[Records from a collection]
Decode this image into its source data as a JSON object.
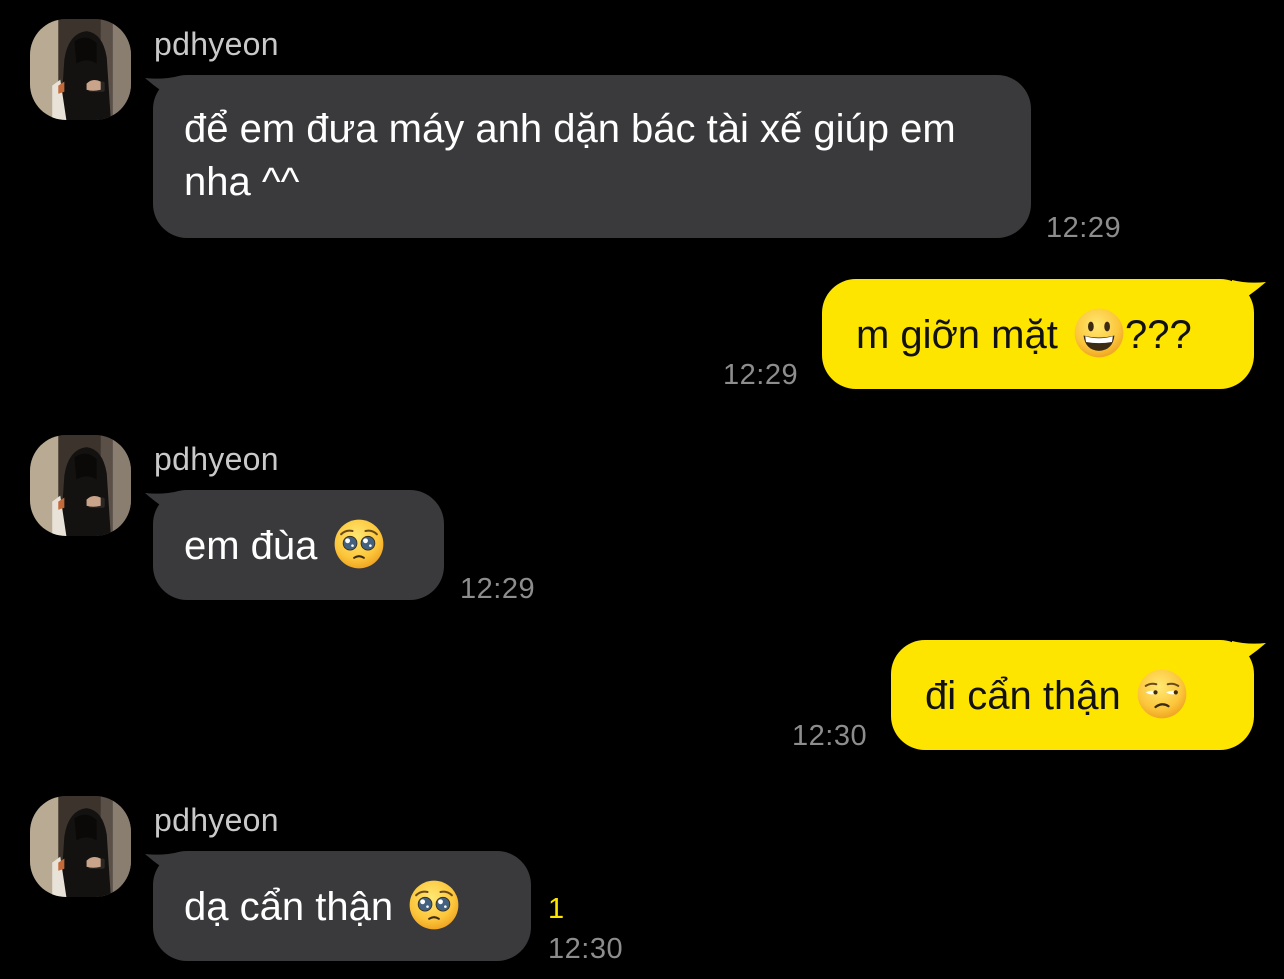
{
  "chat": {
    "messages": [
      {
        "sender": "pdhyeon",
        "text": "để em đưa máy anh dặn bác tài xế giúp em nha ^^",
        "time": "12:29"
      },
      {
        "text": "m giỡn mặt",
        "suffix": "???",
        "emoji": "grinning-face-emoji",
        "time": "12:29"
      },
      {
        "sender": "pdhyeon",
        "text": "em đùa",
        "emoji": "pleading-face-emoji",
        "time": "12:29"
      },
      {
        "text": "đi cẩn thận",
        "emoji": "unamused-face-emoji",
        "time": "12:30"
      },
      {
        "sender": "pdhyeon",
        "text": "dạ cẩn thận",
        "emoji": "pleading-face-emoji",
        "time": "12:30",
        "unread_count": "1"
      }
    ]
  },
  "colors": {
    "background": "#000000",
    "incoming_bubble": "#3a3a3c",
    "outgoing_bubble": "#fde500",
    "timestamp": "#8d8d8d",
    "unread": "#fde500"
  }
}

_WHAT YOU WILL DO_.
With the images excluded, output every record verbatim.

_PROBLEM SOLUTION_.
Decode this image into its source data as a JSON object.
{
  "chat": {
    "messages": [
      {
        "sender": "pdhyeon",
        "text": "để em đưa máy anh dặn bác tài xế giúp em nha ^^",
        "time": "12:29"
      },
      {
        "text": "m giỡn mặt",
        "suffix": "???",
        "emoji": "grinning-face-emoji",
        "time": "12:29"
      },
      {
        "sender": "pdhyeon",
        "text": "em đùa",
        "emoji": "pleading-face-emoji",
        "time": "12:29"
      },
      {
        "text": "đi cẩn thận",
        "emoji": "unamused-face-emoji",
        "time": "12:30"
      },
      {
        "sender": "pdhyeon",
        "text": "dạ cẩn thận",
        "emoji": "pleading-face-emoji",
        "time": "12:30",
        "unread_count": "1"
      }
    ]
  },
  "colors": {
    "background": "#000000",
    "incoming_bubble": "#3a3a3c",
    "outgoing_bubble": "#fde500",
    "timestamp": "#8d8d8d",
    "unread": "#fde500"
  }
}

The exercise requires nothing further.